▶ Aim of the task
Using the data below, show every line where the word "preview" occurs.

[Dataset rows describing interfaces]
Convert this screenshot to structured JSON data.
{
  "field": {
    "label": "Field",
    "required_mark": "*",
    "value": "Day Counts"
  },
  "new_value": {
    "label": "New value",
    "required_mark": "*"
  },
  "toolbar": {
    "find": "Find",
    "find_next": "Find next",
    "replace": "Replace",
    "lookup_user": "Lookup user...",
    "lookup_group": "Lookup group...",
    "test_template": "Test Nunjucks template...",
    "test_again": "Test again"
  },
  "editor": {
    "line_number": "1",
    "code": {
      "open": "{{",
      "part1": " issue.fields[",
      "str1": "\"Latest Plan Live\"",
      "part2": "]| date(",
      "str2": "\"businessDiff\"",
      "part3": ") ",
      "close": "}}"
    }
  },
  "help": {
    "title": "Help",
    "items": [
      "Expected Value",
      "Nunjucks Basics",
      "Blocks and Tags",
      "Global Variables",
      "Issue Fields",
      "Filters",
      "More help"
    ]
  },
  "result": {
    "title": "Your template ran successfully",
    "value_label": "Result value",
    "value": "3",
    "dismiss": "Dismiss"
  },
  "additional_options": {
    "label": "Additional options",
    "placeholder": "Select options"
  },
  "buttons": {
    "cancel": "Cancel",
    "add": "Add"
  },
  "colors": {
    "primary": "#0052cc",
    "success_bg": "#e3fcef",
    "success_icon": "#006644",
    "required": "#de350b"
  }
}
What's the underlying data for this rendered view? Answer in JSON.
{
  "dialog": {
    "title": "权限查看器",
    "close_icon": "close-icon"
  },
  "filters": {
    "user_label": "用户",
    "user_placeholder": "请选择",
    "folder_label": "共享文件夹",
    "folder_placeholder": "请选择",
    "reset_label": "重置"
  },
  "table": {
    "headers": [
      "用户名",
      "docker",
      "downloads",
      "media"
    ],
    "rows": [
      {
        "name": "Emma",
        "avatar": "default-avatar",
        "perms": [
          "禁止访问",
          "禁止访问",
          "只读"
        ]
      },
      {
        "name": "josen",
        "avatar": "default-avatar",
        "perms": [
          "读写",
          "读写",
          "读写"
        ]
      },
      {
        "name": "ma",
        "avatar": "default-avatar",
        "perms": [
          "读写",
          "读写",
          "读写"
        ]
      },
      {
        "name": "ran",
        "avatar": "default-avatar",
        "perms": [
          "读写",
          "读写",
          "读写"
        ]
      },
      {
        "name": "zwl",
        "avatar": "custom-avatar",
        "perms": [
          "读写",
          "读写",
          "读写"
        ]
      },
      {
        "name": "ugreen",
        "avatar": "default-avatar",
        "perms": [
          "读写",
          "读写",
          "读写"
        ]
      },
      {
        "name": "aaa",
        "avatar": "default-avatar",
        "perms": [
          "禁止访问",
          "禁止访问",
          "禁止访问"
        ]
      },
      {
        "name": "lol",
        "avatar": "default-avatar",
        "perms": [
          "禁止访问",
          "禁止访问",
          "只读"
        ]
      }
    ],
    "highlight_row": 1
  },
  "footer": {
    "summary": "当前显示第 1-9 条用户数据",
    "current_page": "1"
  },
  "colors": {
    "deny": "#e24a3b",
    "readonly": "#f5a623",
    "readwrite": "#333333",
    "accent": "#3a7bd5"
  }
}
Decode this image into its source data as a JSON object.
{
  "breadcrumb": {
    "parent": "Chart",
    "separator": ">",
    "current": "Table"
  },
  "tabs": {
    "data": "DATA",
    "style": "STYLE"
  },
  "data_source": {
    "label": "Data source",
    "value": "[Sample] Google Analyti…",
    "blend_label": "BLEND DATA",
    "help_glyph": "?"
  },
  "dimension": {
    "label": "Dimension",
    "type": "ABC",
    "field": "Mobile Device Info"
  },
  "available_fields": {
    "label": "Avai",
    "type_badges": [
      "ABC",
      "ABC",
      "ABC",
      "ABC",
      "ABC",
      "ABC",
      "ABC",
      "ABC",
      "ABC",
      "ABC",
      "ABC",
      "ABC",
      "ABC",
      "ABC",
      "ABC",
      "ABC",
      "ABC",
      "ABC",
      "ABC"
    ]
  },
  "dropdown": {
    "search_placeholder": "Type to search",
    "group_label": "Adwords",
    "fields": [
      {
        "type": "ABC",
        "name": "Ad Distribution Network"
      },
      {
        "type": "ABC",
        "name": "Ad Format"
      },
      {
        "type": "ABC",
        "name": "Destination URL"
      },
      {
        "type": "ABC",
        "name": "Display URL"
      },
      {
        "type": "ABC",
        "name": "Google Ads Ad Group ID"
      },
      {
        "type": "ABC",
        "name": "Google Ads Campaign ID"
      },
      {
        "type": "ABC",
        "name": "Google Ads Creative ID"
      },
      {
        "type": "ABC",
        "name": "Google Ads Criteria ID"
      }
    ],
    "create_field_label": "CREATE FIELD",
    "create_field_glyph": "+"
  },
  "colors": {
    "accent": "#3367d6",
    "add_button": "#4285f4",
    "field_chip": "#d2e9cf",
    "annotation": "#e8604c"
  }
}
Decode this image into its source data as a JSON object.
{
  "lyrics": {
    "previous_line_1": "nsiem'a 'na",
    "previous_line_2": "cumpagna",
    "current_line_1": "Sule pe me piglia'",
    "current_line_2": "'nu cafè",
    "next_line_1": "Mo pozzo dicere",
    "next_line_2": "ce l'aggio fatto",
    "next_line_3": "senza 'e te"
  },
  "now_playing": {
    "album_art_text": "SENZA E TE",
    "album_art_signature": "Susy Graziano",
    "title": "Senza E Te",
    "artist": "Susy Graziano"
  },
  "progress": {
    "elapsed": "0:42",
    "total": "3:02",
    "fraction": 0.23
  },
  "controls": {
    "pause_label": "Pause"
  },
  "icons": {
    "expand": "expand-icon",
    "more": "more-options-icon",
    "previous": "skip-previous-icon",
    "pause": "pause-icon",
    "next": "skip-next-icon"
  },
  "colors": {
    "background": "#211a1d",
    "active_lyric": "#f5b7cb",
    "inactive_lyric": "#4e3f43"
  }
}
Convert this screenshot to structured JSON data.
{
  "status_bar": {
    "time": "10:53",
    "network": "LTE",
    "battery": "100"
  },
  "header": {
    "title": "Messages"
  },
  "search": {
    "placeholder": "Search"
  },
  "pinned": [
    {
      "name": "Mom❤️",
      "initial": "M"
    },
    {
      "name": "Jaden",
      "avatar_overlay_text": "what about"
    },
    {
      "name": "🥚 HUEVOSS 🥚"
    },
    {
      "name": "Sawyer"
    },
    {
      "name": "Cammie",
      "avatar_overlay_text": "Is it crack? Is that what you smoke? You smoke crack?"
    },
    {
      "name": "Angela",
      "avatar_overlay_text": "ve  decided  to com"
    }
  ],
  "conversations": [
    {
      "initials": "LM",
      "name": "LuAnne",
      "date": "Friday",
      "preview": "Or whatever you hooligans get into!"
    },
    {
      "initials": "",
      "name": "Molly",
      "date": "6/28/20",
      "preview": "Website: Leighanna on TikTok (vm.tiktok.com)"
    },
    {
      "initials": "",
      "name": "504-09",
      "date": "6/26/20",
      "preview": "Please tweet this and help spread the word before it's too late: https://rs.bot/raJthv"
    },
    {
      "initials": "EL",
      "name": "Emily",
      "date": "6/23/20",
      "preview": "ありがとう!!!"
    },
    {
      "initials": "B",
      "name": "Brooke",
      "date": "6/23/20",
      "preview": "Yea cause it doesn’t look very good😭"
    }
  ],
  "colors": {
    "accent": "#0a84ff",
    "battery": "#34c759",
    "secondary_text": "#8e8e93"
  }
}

▶ Solution
      "preview": "Or whatever you hooligans get into!"
      "preview": "Website: Leighanna on TikTok (vm.tiktok.com)"
      "preview": "Please tweet this and help spread the word before it's too late: https://rs.bot/raJthv"
      "preview": "ありがとう!!!"
      "preview": "Yea cause it doesn’t look very good😭"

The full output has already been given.